6. July 2023

Jeanne Nakamura

Jeanne Nakamura

Prosocial Commitment, Flow, and the Limits of Attention


As past scholarship has made clear, both at any given moment and over the course of a lifetime we have only finite attention but we face endless claims upon it; individual and collective wellbeing thus depend to a significant degree on how this limited attention is invested. Devoting focused and full attention to what one is doing in the present moment is one way of investing attention. Directing attention to outcomes lying beyond the present moment – among which are included not just one’s own future gain but also others’ future welfare – is another. In this presentation, I discuss how the investment of attention shapes experiences of prosocial commitment (dedication to the wellbeing of others) and experiences of flow (deep, enjoyable absorption), how the two can be in tension, and how they can be in harmony. Quantitative and qualitative research findings are outlined. In addition, I discuss implications for the understanding of attention and its relationship to the quality of life, individual and collective.

About Jeanne Nakamura
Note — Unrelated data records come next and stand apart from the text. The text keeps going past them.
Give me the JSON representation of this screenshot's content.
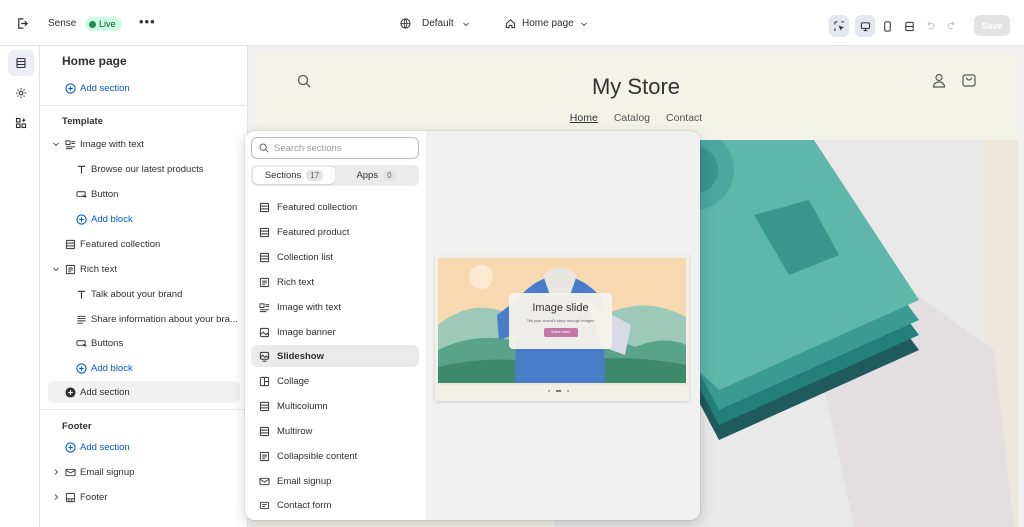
{
  "topbar": {
    "theme_name": "Sense",
    "status": "Live",
    "more": "•••",
    "theme_setting": "Default",
    "page_selector": "Home page",
    "save": "Save"
  },
  "sidebar": {
    "title": "Home page",
    "add_section": "Add section",
    "template_heading": "Template",
    "image_with_text": "Image with text",
    "browse_block": "Browse our latest products",
    "button_block": "Button",
    "add_block": "Add block",
    "featured_collection": "Featured collection",
    "rich_text": "Rich text",
    "talk_block": "Talk about your brand",
    "share_block": "Share information about your bra...",
    "buttons_block": "Buttons",
    "add_block_2": "Add block",
    "add_section_2": "Add section",
    "footer_heading": "Footer",
    "add_section_3": "Add section",
    "email_signup": "Email signup",
    "footer": "Footer"
  },
  "store": {
    "name": "My Store",
    "nav": [
      "Home",
      "Catalog",
      "Contact"
    ]
  },
  "picker": {
    "search_placeholder": "Search sections",
    "tabs": [
      {
        "label": "Sections",
        "count": "17"
      },
      {
        "label": "Apps",
        "count": "0"
      }
    ],
    "items": [
      "Featured collection",
      "Featured product",
      "Collection list",
      "Rich text",
      "Image with text",
      "Image banner",
      "Slideshow",
      "Collage",
      "Multicolumn",
      "Multirow",
      "Collapsible content",
      "Email signup",
      "Contact form"
    ],
    "preview": {
      "title": "Image slide",
      "subtitle": "Tell your brand's story through images",
      "button": "Button label"
    }
  },
  "colors": {
    "accent": "#005bd3",
    "live_bg": "#cdfee1",
    "teal": "#4aa89e",
    "dark_teal": "#1f6f6b"
  }
}
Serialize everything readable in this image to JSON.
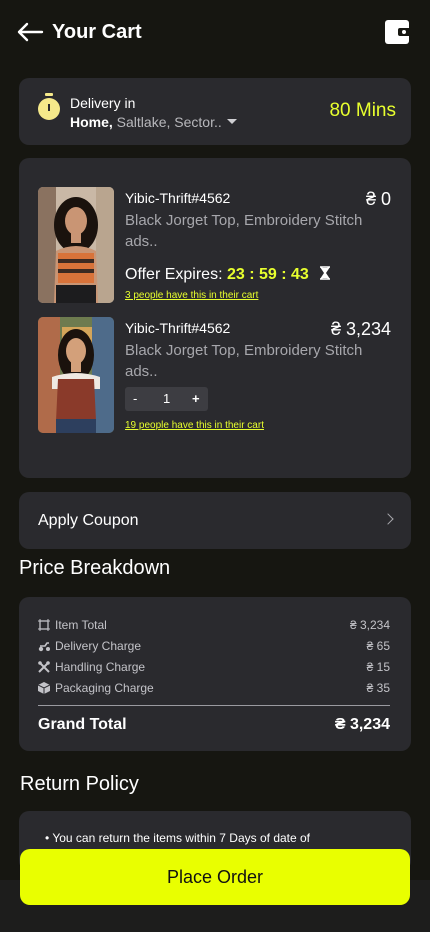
{
  "header": {
    "title": "Your Cart"
  },
  "delivery": {
    "label": "Delivery in",
    "location_bold": "Home,",
    "location_rest": " Saltlake, Sector..",
    "eta": "80 Mins"
  },
  "cart": {
    "items": [
      {
        "name": "Yibic-Thrift#4562",
        "price": "₴ 0",
        "desc": "Black Jorget Top, Embroidery Stitch ads..",
        "offer_label": "Offer Expires:",
        "countdown": "23 : 59 : 43",
        "people": "3 people have this in their cart"
      },
      {
        "name": "Yibic-Thrift#4562",
        "price": "₴ 3,234",
        "desc": "Black Jorget Top, Embroidery Stitch ads..",
        "qty_minus": "-",
        "qty": "1",
        "qty_plus": "+",
        "people": "19 people have this in their cart"
      }
    ]
  },
  "coupon": {
    "label": "Apply Coupon"
  },
  "price": {
    "heading": "Price Breakdown",
    "rows": [
      {
        "label": "Item Total",
        "value": "₴ 3,234"
      },
      {
        "label": "Delivery Charge",
        "value": "₴ 65"
      },
      {
        "label": "Handling Charge",
        "value": "₴ 15"
      },
      {
        "label": "Packaging Charge",
        "value": "₴ 35"
      }
    ],
    "grand_label": "Grand Total",
    "grand_value": "₴ 3,234"
  },
  "policy": {
    "heading": "Return Policy",
    "text": "•  You can return the items within 7 Days of date of"
  },
  "cta": {
    "label": "Place Order"
  },
  "colors": {
    "accent": "#e9ff00",
    "card": "#2a2a2e",
    "bg": "#161611"
  }
}
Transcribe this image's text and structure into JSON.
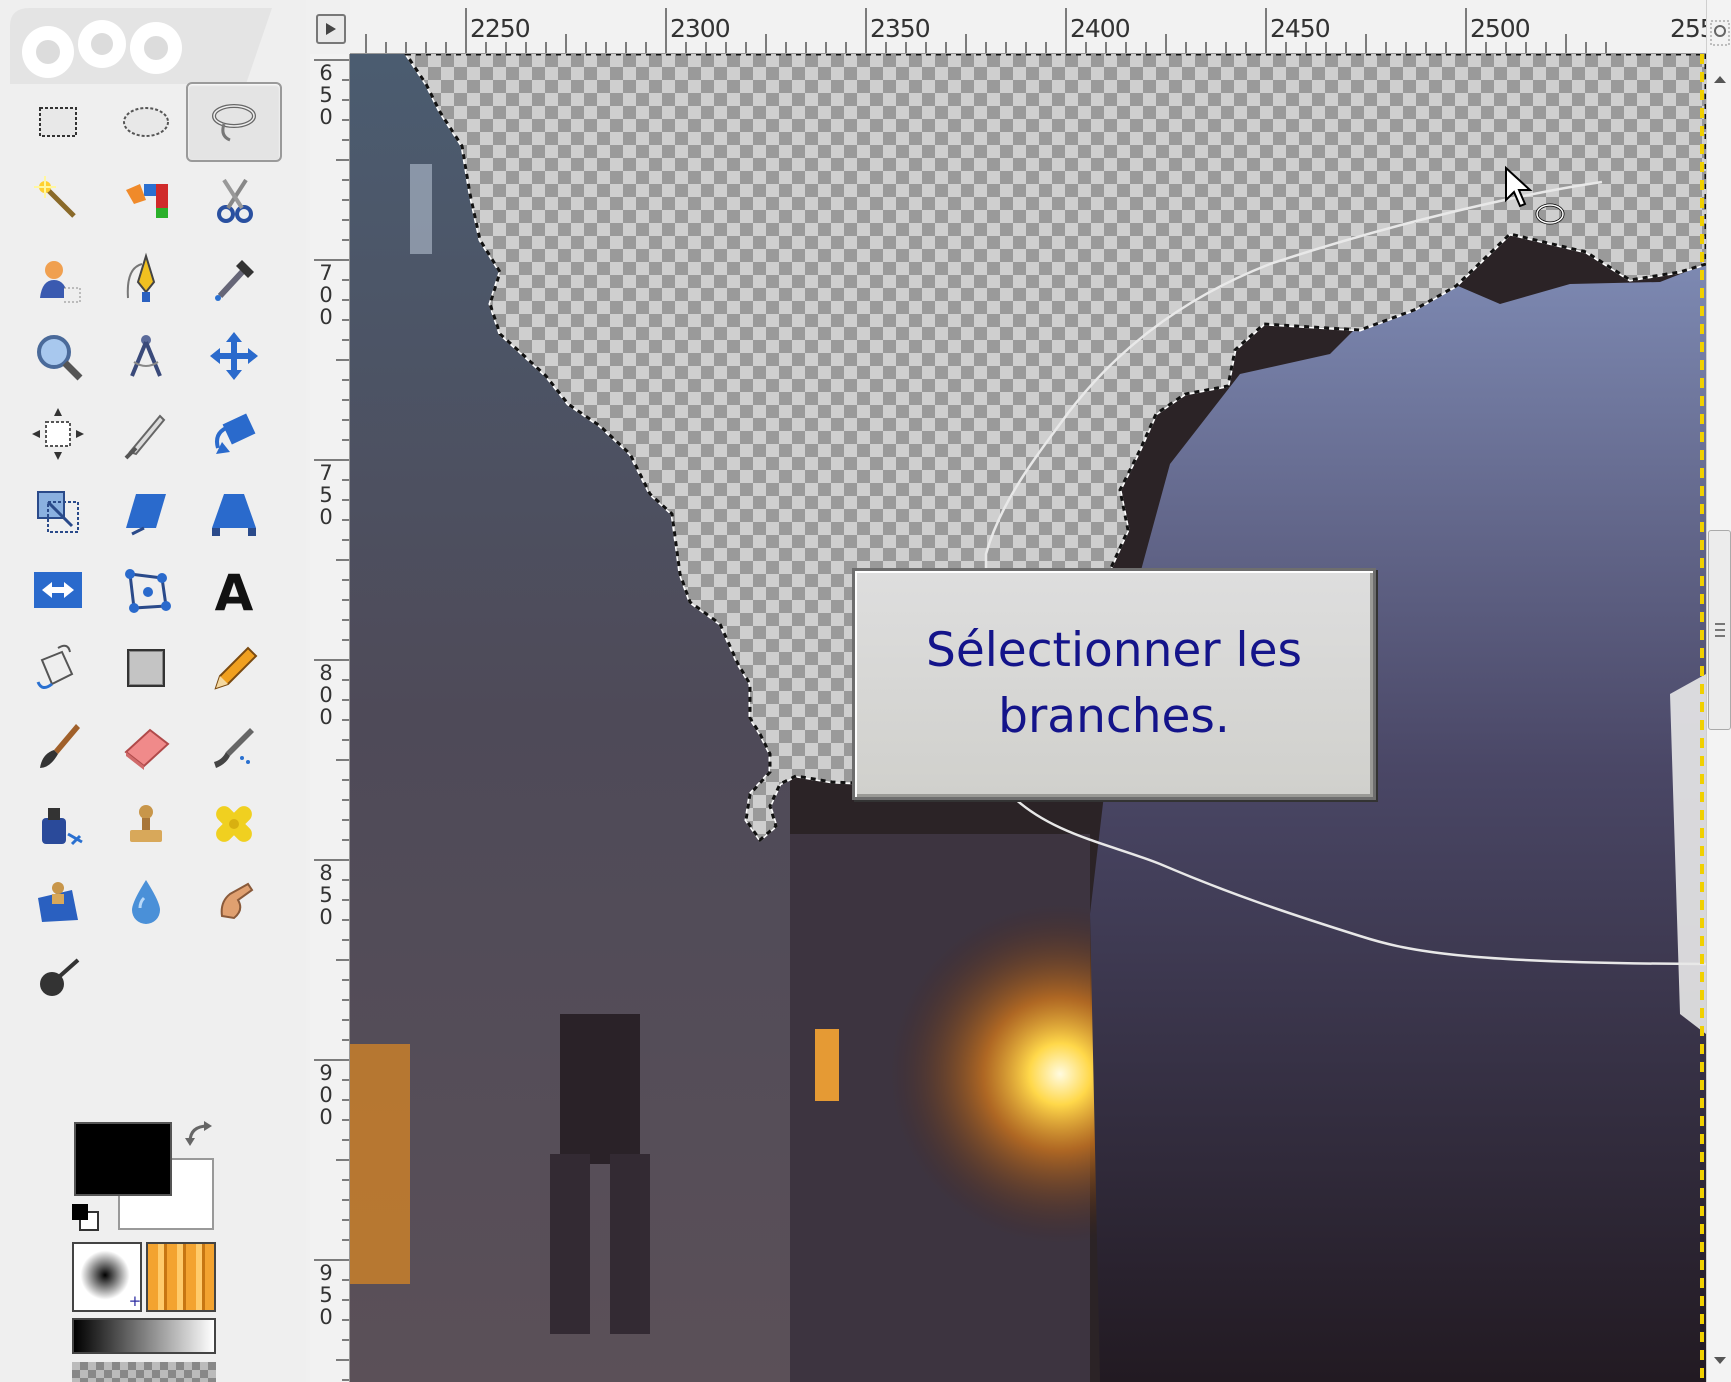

Jeanne Nakamura is Associate Professor of Psychology and Director of the Quality of Life Research Center at Claremont Graduate University (CGU) in Claremont, CA, USA. She received her PhD from the University of Chicago. She helped establish CGU’s Quality of Life Research Center with Mihaly Csikszentmihalyi in 1999 and its positive psychology graduate program, which offered the first doctoral degree focusing on positive psychology, in 2007. She studies positive psychology in a lifespan-developmental context, including vital engagement and flow, good work and good mentoring, and aging well. She is coauthor of Good Mentoring and Creativity and Development and co-editor of Positive Psychological Science. Her current research and writing address motivation and engagement in adulthood, and prosocial commitment after sixty as a model for positive aging. She is a current member of the International Positive Psychology Association’s Council of Advisors, and with colleagues has organized conferences on Alternatives to Materialism and the Psychology of Well-being and Its Ecological Implications.